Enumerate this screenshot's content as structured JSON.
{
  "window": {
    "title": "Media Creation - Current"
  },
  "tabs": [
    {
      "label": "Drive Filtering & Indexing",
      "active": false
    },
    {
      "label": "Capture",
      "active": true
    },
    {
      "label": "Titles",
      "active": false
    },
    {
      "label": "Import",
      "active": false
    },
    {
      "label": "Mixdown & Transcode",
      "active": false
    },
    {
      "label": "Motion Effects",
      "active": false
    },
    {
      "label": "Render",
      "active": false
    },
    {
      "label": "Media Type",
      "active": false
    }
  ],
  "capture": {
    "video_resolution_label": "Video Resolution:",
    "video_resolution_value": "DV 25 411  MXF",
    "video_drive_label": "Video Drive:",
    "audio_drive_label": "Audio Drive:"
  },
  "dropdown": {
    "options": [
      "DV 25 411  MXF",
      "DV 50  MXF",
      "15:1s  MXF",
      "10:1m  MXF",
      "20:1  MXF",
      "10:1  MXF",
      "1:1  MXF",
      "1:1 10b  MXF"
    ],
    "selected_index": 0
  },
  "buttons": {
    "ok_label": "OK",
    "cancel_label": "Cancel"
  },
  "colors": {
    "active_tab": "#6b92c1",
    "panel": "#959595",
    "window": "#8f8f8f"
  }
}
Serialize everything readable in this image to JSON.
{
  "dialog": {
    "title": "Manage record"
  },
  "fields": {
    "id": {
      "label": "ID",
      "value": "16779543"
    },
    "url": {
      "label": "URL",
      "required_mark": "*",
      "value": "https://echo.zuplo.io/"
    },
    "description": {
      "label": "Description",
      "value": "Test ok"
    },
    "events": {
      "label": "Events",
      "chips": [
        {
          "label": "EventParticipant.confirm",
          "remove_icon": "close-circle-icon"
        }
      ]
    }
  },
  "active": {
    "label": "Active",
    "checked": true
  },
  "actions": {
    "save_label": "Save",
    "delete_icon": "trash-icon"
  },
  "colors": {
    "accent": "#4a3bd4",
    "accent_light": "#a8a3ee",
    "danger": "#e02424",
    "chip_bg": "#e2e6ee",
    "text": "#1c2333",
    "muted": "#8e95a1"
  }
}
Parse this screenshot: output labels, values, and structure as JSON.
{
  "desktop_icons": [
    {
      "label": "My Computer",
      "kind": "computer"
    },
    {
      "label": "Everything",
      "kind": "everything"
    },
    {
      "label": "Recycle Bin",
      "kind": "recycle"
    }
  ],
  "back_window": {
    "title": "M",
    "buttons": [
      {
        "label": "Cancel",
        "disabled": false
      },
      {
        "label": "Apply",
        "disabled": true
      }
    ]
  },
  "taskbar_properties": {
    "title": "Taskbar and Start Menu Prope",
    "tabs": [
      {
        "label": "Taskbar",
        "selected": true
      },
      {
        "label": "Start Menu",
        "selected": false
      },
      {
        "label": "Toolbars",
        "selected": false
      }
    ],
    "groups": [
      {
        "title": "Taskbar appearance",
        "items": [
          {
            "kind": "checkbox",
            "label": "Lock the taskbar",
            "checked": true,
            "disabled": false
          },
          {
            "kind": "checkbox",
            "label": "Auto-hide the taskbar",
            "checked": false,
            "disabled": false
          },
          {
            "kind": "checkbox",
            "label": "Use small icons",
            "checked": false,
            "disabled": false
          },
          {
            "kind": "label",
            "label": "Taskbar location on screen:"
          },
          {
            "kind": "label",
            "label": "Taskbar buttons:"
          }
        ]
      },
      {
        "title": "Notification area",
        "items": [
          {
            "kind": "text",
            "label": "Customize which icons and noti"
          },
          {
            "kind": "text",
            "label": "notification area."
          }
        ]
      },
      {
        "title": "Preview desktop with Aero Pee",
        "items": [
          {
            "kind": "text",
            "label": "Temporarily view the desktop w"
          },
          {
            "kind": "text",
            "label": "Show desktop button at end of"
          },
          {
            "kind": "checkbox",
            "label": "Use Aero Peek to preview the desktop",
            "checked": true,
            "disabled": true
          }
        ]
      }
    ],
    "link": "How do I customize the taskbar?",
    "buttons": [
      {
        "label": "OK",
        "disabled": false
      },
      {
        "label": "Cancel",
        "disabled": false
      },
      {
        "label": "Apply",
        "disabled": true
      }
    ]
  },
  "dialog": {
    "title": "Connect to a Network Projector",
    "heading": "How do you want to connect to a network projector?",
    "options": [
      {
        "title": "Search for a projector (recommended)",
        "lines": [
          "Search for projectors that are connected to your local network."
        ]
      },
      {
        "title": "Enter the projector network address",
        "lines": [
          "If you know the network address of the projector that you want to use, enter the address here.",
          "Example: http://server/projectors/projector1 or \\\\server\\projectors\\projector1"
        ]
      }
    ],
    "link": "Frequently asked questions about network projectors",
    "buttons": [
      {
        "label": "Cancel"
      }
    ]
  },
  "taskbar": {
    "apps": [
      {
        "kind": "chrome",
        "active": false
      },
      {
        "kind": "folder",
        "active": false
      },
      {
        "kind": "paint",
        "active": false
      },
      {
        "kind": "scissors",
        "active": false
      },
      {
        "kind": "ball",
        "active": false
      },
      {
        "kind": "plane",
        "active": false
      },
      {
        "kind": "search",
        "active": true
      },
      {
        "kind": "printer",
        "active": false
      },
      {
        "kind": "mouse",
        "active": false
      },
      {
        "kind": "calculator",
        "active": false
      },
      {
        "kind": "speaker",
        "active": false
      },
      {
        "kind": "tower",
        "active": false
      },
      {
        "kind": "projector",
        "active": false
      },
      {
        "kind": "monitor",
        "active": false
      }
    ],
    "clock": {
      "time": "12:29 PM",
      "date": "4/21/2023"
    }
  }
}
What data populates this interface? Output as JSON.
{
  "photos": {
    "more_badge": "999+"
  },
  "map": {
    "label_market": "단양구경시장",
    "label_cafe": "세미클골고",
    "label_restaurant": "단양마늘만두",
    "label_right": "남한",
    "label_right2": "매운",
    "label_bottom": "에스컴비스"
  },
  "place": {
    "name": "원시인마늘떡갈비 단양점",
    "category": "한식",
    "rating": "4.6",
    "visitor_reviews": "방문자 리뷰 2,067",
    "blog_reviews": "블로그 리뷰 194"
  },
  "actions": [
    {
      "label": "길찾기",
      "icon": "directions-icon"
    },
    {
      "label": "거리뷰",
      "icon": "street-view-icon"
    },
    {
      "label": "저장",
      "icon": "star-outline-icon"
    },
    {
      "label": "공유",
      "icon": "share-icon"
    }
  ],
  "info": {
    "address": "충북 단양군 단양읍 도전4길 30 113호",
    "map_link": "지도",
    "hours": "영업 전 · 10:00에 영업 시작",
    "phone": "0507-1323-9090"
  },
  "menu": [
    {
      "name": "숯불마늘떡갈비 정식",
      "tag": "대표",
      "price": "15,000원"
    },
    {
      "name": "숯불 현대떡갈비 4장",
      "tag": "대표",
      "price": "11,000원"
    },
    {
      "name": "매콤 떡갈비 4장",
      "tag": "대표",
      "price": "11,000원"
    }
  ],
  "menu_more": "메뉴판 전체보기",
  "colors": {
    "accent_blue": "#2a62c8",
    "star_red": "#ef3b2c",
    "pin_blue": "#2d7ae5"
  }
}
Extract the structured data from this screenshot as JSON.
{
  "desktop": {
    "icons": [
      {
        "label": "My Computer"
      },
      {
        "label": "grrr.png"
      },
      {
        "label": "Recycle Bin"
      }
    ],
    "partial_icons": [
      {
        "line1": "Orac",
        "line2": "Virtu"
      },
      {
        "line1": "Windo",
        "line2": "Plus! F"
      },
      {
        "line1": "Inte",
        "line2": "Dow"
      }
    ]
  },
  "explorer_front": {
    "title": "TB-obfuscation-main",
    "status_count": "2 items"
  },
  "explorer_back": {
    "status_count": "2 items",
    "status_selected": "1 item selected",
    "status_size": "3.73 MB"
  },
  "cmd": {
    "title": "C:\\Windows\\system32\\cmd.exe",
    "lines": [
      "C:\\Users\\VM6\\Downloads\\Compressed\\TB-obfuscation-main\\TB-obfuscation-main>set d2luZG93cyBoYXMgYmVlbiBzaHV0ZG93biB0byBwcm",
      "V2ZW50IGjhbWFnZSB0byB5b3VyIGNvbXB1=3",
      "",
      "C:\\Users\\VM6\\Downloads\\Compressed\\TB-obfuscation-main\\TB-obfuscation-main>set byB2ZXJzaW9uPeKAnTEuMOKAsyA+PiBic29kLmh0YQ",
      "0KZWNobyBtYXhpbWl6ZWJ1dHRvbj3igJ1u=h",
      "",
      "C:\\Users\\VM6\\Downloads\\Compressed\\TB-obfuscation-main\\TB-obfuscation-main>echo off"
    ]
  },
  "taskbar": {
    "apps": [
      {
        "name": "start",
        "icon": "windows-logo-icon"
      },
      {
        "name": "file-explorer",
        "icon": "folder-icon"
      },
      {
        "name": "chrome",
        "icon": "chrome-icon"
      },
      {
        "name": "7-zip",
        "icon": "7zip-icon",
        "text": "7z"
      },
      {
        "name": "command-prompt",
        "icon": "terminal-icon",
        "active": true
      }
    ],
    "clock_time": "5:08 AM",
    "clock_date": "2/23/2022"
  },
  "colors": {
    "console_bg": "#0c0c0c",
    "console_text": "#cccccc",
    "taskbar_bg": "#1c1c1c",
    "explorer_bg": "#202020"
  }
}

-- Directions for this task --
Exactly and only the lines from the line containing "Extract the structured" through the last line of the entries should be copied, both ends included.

-- Completed exercise --
Extract the structured data from this screenshot as JSON.
{
  "desktop": {
    "icons": [
      {
        "label": "My Computer"
      },
      {
        "label": "grrr.png"
      },
      {
        "label": "Recycle Bin"
      }
    ],
    "partial_icons": [
      {
        "line1": "Orac",
        "line2": "Virtu"
      },
      {
        "line1": "Windo",
        "line2": "Plus! F"
      },
      {
        "line1": "Inte",
        "line2": "Dow"
      }
    ]
  },
  "explorer_front": {
    "title": "TB-obfuscation-main",
    "status_count": "2 items"
  },
  "explorer_back": {
    "status_count": "2 items",
    "status_selected": "1 item selected",
    "status_size": "3.73 MB"
  },
  "cmd": {
    "title": "C:\\Windows\\system32\\cmd.exe",
    "lines": [
      "C:\\Users\\VM6\\Downloads\\Compressed\\TB-obfuscation-main\\TB-obfuscation-main>set d2luZG93cyBoYXMgYmVlbiBzaHV0ZG93biB0byBwcm",
      "V2ZW50IGjhbWFnZSB0byB5b3VyIGNvbXB1=3",
      "",
      "C:\\Users\\VM6\\Downloads\\Compressed\\TB-obfuscation-main\\TB-obfuscation-main>set byB2ZXJzaW9uPeKAnTEuMOKAsyA+PiBic29kLmh0YQ",
      "0KZWNobyBtYXhpbWl6ZWJ1dHRvbj3igJ1u=h",
      "",
      "C:\\Users\\VM6\\Downloads\\Compressed\\TB-obfuscation-main\\TB-obfuscation-main>echo off"
    ]
  },
  "taskbar": {
    "apps": [
      {
        "name": "start",
        "icon": "windows-logo-icon"
      },
      {
        "name": "file-explorer",
        "icon": "folder-icon"
      },
      {
        "name": "chrome",
        "icon": "chrome-icon"
      },
      {
        "name": "7-zip",
        "icon": "7zip-icon",
        "text": "7z"
      },
      {
        "name": "command-prompt",
        "icon": "terminal-icon",
        "active": true
      }
    ],
    "clock_time": "5:08 AM",
    "clock_date": "2/23/2022"
  },
  "colors": {
    "console_bg": "#0c0c0c",
    "console_text": "#cccccc",
    "taskbar_bg": "#1c1c1c",
    "explorer_bg": "#202020"
  }
}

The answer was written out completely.